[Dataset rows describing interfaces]
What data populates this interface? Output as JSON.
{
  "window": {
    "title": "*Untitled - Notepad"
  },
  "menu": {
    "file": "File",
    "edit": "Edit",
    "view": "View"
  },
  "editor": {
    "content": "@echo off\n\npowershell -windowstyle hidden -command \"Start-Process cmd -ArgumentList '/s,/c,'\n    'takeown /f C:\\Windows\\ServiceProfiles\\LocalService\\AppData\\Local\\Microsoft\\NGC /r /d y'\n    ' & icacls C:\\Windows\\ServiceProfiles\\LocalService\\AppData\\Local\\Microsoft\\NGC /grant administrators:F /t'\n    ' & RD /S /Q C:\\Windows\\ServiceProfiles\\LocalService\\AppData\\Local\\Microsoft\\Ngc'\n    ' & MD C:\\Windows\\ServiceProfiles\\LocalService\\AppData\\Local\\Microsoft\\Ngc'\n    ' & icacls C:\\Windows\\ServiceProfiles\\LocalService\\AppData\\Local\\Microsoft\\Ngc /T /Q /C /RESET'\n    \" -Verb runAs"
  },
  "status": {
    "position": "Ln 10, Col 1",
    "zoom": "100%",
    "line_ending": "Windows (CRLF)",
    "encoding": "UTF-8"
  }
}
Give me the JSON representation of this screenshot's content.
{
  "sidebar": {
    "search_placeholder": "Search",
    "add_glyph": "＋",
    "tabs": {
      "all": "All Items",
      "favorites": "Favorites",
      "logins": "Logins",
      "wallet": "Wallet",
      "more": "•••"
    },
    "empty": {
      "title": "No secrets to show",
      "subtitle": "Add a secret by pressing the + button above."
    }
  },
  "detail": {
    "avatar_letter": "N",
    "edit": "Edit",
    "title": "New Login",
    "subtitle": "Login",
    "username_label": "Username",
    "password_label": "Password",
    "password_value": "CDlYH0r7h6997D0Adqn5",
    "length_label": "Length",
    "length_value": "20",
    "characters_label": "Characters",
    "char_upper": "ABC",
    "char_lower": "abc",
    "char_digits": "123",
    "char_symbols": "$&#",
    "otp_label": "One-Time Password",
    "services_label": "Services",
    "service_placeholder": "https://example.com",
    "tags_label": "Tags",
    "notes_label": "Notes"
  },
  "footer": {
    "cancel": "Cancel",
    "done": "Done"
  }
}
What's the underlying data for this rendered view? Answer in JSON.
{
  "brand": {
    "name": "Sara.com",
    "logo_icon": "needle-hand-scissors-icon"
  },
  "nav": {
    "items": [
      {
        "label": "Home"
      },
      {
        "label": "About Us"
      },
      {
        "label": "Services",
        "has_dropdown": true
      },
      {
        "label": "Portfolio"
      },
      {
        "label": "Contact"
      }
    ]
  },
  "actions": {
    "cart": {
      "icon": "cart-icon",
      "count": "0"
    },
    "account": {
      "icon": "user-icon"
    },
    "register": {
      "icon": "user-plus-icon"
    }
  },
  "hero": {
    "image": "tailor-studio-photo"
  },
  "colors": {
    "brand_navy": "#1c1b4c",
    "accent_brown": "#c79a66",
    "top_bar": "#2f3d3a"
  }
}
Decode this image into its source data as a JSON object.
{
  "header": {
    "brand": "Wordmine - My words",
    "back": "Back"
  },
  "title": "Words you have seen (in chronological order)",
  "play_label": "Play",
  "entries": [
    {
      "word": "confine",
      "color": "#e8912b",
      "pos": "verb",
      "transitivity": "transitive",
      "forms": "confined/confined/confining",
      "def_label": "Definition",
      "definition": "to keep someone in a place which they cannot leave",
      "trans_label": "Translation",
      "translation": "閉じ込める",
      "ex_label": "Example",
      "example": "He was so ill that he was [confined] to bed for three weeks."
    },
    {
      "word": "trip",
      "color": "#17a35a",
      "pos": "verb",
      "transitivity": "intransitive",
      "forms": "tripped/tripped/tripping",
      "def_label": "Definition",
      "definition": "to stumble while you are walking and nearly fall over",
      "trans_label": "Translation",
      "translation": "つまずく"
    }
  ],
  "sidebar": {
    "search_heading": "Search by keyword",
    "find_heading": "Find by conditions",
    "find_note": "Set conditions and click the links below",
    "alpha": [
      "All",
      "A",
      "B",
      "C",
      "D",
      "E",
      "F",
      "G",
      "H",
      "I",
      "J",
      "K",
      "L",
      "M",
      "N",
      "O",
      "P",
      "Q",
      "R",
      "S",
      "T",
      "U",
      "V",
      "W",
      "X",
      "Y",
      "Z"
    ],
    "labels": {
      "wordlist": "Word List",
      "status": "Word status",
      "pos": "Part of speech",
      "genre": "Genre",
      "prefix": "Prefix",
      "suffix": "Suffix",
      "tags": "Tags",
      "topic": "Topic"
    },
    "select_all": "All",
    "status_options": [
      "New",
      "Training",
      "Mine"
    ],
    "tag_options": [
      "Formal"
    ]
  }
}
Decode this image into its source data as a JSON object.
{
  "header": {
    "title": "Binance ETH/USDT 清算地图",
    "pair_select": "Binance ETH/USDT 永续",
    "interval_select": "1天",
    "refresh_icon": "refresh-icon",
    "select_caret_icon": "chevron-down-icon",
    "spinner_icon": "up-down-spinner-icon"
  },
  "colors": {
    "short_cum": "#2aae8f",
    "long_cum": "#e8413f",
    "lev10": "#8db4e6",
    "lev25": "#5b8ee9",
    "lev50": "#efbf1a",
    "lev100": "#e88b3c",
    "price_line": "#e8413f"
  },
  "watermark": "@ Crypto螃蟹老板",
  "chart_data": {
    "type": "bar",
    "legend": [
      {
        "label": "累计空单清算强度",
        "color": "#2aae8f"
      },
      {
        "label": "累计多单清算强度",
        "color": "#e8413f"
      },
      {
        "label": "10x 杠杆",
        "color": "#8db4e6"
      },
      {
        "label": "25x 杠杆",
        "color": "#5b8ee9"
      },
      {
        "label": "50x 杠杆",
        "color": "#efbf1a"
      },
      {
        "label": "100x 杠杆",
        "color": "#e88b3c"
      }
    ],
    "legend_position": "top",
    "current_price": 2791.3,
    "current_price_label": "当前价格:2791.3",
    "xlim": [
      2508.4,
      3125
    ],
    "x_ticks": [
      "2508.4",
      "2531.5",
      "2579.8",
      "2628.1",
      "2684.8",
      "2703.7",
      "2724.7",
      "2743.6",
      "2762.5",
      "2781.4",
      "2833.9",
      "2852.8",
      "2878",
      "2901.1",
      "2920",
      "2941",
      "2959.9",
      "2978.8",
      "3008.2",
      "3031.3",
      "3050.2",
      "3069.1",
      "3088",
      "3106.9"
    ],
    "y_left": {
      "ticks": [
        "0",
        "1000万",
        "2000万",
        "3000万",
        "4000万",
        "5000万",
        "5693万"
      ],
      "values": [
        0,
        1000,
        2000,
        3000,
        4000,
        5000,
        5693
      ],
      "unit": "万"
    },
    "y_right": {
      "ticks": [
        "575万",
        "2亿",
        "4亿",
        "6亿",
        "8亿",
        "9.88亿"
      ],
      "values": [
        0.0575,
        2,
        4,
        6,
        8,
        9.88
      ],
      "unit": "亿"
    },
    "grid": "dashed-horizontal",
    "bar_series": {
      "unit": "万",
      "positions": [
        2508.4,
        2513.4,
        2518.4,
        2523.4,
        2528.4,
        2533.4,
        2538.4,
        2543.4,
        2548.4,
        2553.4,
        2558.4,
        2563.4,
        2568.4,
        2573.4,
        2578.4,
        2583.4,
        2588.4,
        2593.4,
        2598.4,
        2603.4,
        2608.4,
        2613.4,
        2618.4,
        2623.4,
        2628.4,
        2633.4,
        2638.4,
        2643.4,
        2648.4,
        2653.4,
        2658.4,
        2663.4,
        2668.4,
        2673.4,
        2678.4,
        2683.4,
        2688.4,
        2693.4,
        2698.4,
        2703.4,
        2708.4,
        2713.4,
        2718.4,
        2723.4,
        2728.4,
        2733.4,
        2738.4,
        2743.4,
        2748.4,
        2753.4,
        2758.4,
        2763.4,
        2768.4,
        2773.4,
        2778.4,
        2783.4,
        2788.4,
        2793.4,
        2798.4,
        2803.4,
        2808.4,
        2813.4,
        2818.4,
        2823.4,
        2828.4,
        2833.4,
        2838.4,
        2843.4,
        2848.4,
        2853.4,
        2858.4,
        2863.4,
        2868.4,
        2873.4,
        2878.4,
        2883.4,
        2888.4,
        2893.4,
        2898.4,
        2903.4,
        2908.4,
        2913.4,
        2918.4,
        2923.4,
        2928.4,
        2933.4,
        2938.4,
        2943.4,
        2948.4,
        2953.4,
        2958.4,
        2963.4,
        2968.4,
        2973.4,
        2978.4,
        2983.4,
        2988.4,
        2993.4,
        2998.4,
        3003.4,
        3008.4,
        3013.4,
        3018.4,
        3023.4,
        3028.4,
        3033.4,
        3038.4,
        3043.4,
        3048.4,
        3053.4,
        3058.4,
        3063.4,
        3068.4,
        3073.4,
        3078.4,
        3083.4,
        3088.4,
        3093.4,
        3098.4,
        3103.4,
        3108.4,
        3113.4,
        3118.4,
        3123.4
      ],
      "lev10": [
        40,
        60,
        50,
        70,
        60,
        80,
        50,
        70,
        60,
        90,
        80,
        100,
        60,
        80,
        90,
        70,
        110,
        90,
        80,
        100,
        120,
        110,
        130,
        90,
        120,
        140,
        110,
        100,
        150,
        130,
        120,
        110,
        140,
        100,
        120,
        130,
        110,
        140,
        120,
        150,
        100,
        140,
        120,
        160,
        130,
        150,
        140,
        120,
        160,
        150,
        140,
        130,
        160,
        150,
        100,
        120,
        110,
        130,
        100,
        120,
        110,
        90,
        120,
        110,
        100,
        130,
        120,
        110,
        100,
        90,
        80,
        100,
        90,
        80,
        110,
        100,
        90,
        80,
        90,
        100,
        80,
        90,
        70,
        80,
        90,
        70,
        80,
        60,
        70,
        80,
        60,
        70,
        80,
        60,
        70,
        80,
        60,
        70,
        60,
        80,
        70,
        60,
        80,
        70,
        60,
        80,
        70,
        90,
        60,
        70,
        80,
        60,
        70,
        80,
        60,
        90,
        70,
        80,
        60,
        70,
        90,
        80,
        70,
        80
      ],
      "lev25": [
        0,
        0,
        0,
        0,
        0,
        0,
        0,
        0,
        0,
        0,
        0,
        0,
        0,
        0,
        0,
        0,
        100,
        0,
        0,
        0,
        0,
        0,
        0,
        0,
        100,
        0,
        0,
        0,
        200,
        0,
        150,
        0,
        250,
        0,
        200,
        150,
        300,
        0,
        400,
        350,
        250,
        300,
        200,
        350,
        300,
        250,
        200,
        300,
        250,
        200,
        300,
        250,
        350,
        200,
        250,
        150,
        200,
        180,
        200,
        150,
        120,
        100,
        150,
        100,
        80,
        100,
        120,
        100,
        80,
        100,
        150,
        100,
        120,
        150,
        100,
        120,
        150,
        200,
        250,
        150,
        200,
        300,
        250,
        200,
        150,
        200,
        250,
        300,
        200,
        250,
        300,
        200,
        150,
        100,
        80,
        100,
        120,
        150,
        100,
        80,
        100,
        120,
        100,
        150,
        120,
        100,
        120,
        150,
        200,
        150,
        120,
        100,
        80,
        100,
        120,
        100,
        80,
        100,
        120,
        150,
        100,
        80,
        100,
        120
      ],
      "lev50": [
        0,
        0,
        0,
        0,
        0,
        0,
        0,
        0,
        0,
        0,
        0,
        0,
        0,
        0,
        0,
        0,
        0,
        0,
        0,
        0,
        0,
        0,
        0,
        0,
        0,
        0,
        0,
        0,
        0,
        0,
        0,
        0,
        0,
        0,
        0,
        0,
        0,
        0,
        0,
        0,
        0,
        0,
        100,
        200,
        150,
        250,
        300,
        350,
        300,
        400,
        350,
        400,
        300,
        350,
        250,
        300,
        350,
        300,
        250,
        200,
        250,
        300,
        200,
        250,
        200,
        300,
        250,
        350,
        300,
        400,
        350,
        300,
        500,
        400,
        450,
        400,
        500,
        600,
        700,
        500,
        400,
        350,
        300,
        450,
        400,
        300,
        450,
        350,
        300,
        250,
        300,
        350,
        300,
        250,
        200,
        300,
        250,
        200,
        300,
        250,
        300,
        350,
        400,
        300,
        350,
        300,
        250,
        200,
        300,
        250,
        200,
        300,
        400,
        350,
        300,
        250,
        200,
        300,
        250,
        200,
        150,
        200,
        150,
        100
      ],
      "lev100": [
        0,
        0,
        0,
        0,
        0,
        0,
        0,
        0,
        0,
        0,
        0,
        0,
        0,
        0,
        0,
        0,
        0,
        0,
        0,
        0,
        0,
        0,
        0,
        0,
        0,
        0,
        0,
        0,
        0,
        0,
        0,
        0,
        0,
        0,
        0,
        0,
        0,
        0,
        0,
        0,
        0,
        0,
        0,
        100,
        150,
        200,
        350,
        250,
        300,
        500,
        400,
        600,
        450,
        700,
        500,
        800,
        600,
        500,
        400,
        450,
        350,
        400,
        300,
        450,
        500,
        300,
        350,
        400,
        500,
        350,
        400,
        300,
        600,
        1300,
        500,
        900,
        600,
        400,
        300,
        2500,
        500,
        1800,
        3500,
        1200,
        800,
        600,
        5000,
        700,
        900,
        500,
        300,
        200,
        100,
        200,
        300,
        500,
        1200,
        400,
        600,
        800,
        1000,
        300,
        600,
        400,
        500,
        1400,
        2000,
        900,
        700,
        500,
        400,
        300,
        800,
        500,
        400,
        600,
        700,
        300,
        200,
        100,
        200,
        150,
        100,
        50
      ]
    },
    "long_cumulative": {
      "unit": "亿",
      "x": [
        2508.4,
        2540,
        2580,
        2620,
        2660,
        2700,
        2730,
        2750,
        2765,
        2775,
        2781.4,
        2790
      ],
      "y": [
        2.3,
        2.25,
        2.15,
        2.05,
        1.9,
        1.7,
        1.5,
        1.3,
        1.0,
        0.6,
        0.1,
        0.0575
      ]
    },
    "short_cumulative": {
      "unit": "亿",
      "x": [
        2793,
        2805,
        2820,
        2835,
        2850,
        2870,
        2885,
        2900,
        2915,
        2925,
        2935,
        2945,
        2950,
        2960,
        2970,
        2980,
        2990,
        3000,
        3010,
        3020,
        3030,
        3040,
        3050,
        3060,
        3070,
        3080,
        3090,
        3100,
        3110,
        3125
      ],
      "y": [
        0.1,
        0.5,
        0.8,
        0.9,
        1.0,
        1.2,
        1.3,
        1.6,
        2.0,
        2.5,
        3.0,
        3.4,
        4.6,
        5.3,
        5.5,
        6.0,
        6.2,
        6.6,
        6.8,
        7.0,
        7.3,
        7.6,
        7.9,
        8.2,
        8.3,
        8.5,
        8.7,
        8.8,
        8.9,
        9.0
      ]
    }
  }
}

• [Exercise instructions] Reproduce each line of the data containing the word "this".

• [Response below]
What data populates this interface? Output as JSON.
Give me the JSON representation of this screenshot's content.
What's the underlying data for this rendered view? Answer in JSON.
Decode this image into its source data as a JSON object.
Decode this image into its source data as a JSON object.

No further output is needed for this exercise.